It’s really hard being a sociologist.
As I wrap up the third week of the semester as a UC Berkeley senior, I am starting to bear the feeling that studying sociology is hard. I do not mean the continuous readings and writings that are required to develop the critical thinking necessary, which are also challenging, but the never-ending learning about social problems that have historically been in our society, and that keep arising. I am a firm believer in human kindness, practicing compassion towards myself and others on a daily basis, yet I am struggling as a future sociologist.
In my restorative justice class, I learned in detail about the immense punitive practices that Native Americans have faced, and continue to experience. I grew up in Mexico, therefore my first time learning about Native American issues was at my previous community college, and more in depth at my restorative justice class here. From this class, this week I learned that many Native American youth are disproportionately arrested and placed in juvenile detention centers. While reading this, I was crying my eyes out, not only because of the immense harm Native Americans are facing, but because as a sociologist-in-the-making sometimes it is very difficult to sustain hope after continuous reading of systemic issues facing marginalized groups.
For my seminar on law, punishment and inequality, I learned about the punitive practices in the Middle Ages and the gradual development of incarceration in Europe and the United States, grasping the historical connection between punishment, prison labor, class structure and the economy. While in a law and sexuality class, one of the topics I learned about was the HIV/AIDS epidemic in the 1980s, and the passive role the state had in funding and advocating for the LGBTQ+ community, leading to a high mortality rate of people, both LGBTQ+ and not, with HIV/AIDS.
Sometimes I wonder: How can I have hope? I know that at least California is going in the right direction with diverse social policies, but nevertheless, many parts of the United States have yet to advocate for marginalized groups. I know we have people that care, but we just need more people to care. Throughout my time at UC Berkeley, I have learned so much about social theory, poverty, the welfare state, the criminal justice system, discrimination, racism, food insecurity and punishment. Although at times I feel mentally exhausted from constantly learning about the things in our society that need improvement, in a heartbeat, I would choose this institution for my education over and over again.
Not for anything in the world would I change the education I am receiving from UC Berkeley because never have I felt like my life has a purpose beyond my personal improvement as it does right now. So yes, I think that being a sociologist is hard and will continue to be hard because I care so much and want to make a difference.
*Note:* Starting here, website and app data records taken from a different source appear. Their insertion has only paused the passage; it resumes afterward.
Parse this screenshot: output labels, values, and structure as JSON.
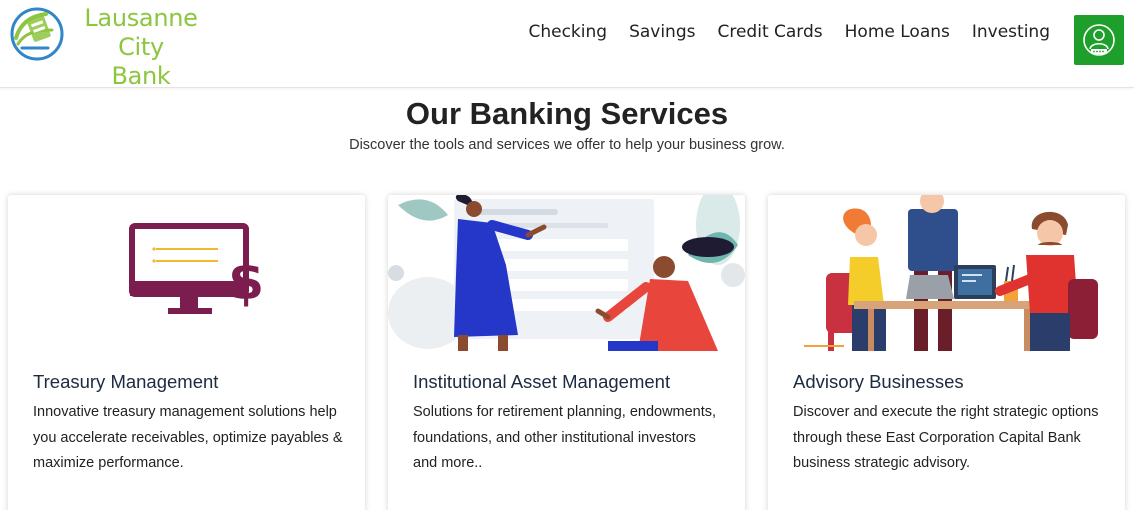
{
  "brand": {
    "line1": "Lausanne City",
    "line2": "Bank",
    "color": "#8cc63f"
  },
  "nav": {
    "items": [
      "Checking",
      "Savings",
      "Credit Cards",
      "Home Loans",
      "Investing"
    ],
    "user_icon": "user-lock-icon",
    "user_button_color": "#1e9e2a"
  },
  "hero": {
    "title": "Our Banking Services",
    "subtitle": "Discover the tools and services we offer to help your business grow."
  },
  "cards": [
    {
      "icon": "monitor-dollar-icon",
      "title": "Treasury Management",
      "text": "Innovative treasury management solutions help you accelerate receivables, optimize payables & maximize performance."
    },
    {
      "icon": "asset-management-illustration",
      "title": "Institutional Asset Management",
      "text": "Solutions for retirement planning, endowments, foundations, and other institutional investors and more.."
    },
    {
      "icon": "advisory-team-illustration",
      "title": "Advisory Businesses",
      "text": "Discover and execute the right strategic options through these East Corporation Capital Bank business strategic advisory."
    }
  ]
}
Although my career plans are still up in the air, I am certain that I want to continue cultivating hope in my community for the social justice that we need.
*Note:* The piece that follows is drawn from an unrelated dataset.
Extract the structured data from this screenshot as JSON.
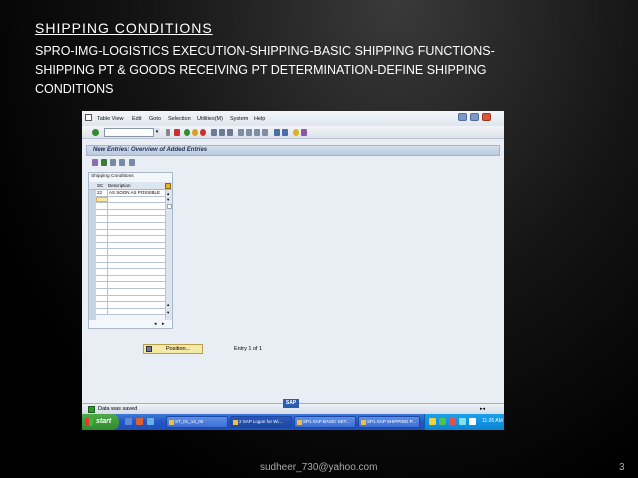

In a world-class institution like UC Berkeley, it is oftentimes difficult to feel adequate and as smart as everyone else. Sometimes I doubt myself. Sometimes I think I am too sensitive, but it breaks my heart to learn about the different injustices happening in the world, our country, and our community. I also wonder why I constantly hear police sirens from my apartment on Southside, three blocks away from campus. Is it because Berkeley has “high crime rates,” or is it because our system is failing the people that need the most support?
As a sociologist, I have learned so much, but I know I need to keep learning. I need to keep engaging with my community and the social injustices that perpetuate societies. Although I know that being a sociologist is going to be hard, I will never lose hope for what matters the most to me.